NAR held a webinar on Wednesday February 4, 2009 with RESPA Attorney Phil Schulman covering the major provisions of the new RESPA rule set to go into effect January 1, 2010. Schulman discussed the new Good Faith Estimate, the new HUD-1, and a number of other provisions important to real estate agents, brokers, and others in the broader real estate industry. Schulman also gave his perspective on the likely prospects of lawsuits by the NAHB and NAMB dealing with “required use” and yield spread premium respectively. The webinar is now posted on the web at the link below.

Listen to the Webinar
Good Faith Estimate

Legal Q & A: Abandoned Personal Property

As our market continues to be dominated by REO properties, and will likely be for some time to come, frequent questions arise as to the appropriate way to dispose of Personal Property found on an abandoned property either by a landlord or by an REO agent . This issue is the subject of a legal Q & A on the website along with many other legal issues.


Abandoned Personal Property After Termination of a Tenancy


Table of Contents

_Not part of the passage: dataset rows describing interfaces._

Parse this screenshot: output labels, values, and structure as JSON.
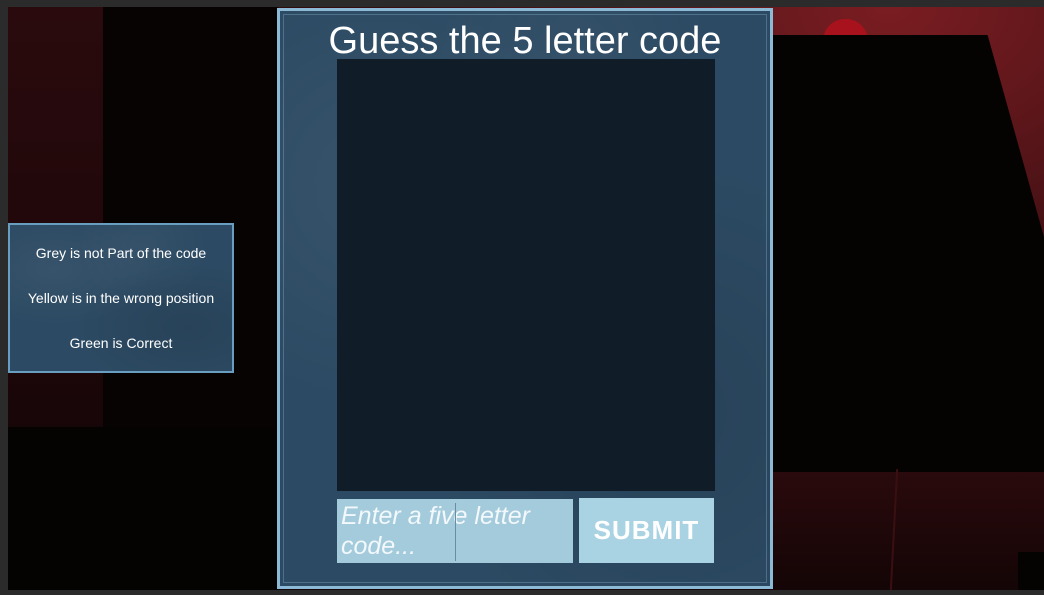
{
  "legend": {
    "grey": "Grey is not Part of the code",
    "yellow": "Yellow is in the wrong position",
    "green": "Green is Correct"
  },
  "main": {
    "title": "Guess the 5 letter code",
    "input_placeholder": "Enter a five letter code...",
    "input_value": "",
    "submit_label": "SUBMIT"
  },
  "colors": {
    "panel": "#2c4a63",
    "panel_border": "#8bb9d6",
    "guess_area": "#111c29",
    "input_bg": "#a4cbdb",
    "submit_bg": "#a9d2e3"
  }
}
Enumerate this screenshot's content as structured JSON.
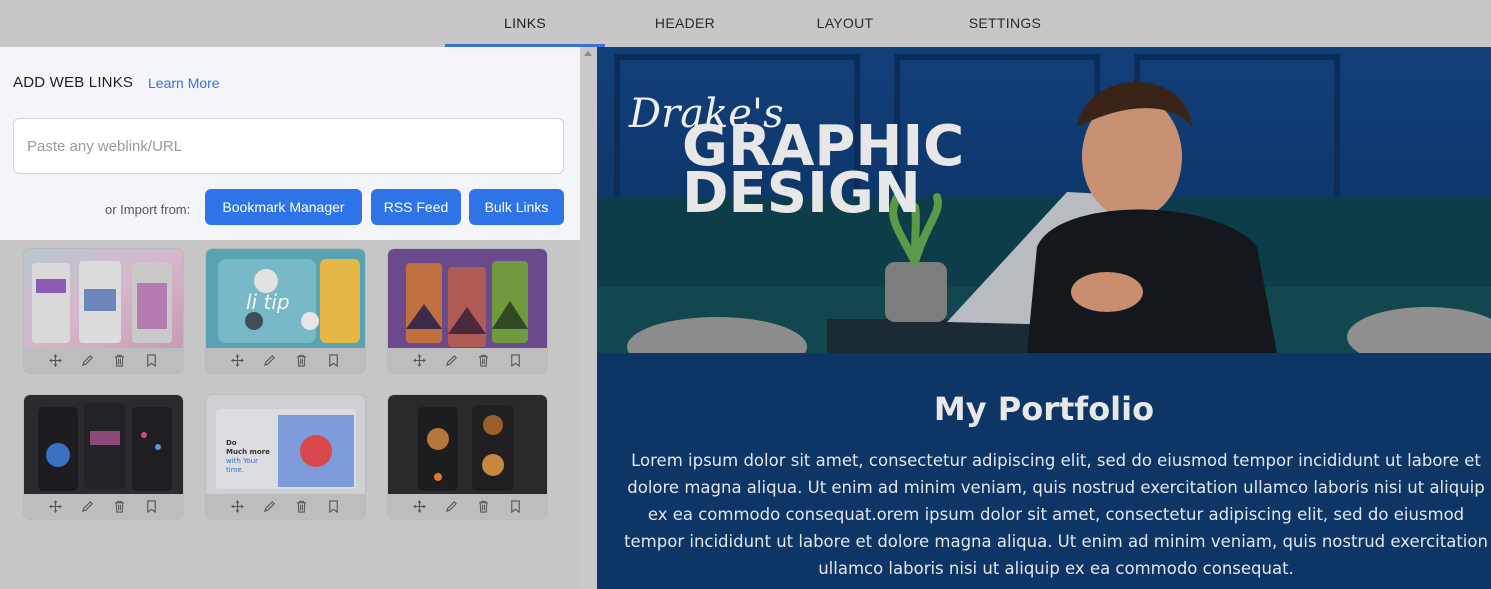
{
  "tabs": [
    {
      "label": "LINKS",
      "active": true
    },
    {
      "label": "HEADER",
      "active": false
    },
    {
      "label": "LAYOUT",
      "active": false
    },
    {
      "label": "SETTINGS",
      "active": false
    }
  ],
  "add_links": {
    "title": "ADD WEB LINKS",
    "learn_more": "Learn More",
    "input_placeholder": "Paste any weblink/URL",
    "input_value": "",
    "import_label": "or Import from:",
    "buttons": {
      "bookmark": "Bookmark Manager",
      "rss": "RSS Feed",
      "bulk": "Bulk Links"
    }
  },
  "thumbnails": [
    {
      "name": "colorful-app-ui"
    },
    {
      "name": "lamp-app-ui"
    },
    {
      "name": "mountain-travel-app-ui"
    },
    {
      "name": "dark-music-app-ui"
    },
    {
      "name": "alarm-app-ui",
      "text_lines": [
        "Do",
        "Much more",
        "with Your",
        "time."
      ]
    },
    {
      "name": "food-delivery-app-ui"
    }
  ],
  "card_tools": [
    "move-icon",
    "edit-icon",
    "delete-icon",
    "bookmark-icon"
  ],
  "preview": {
    "hero_script": "Drake's",
    "hero_line1": "GRAPHIC",
    "hero_line2": "DESIGN",
    "title": "My Portfolio",
    "body": "Lorem ipsum dolor sit amet, consectetur adipiscing elit, sed do eiusmod tempor incididunt ut labore et dolore magna aliqua. Ut enim ad minim veniam, quis nostrud exercitation ullamco laboris nisi ut aliquip ex ea commodo consequat.orem ipsum dolor sit amet, consectetur adipiscing elit, sed do eiusmod tempor incididunt ut labore et dolore magna aliqua. Ut enim ad minim veniam, quis nostrud exercitation ullamco laboris nisi ut aliquip ex ea commodo consequat."
  },
  "colors": {
    "accent": "#2f74e6",
    "tab_active_underline": "#3a6fd8",
    "preview_bg": "#0d3566"
  }
}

Residential Tenancies 



A.  Landlord Request’s that Tenant Retrieve Property (Questions 1 – 18) 



B.  Tenant’s Request for Return of Property (Questions 19 – 23)



C.  Lost Property (Questions 24 – 25)



Commercial Tenancies (Questions 26 – 37)



Abandoned Vehicles (Questions 38 – 41)



Additional Information (Question 42) 


I.  Introduction

After the termination of a tenancy, a landlord may find items of personal property left on the premises by either a former tenant or other persons. This legal article discusses California law regarding the disposition of abandoned property after the end of a tenancy.

II.  Residential Tenancies

The rules that apply for personal property left behind in a residential tenancy do not apply to manufactured homes or mobilehomes (Cal. Civ. Code § 1981).

For a complete summary of Q & A’s on this topic – please visit:


Copyright© 2008 CALIFORNIA ASSOCIATION OF REALTORS® (C.A.R.). Permission is granted to C.A.R. members only to reprint and use this material for non-commercial purposes provided credit is given to the C.A.R. Legal Department. Other reproduction or use is strictly prohibited without the express written permission of the C.A.R. Legal Department. All rights reserved.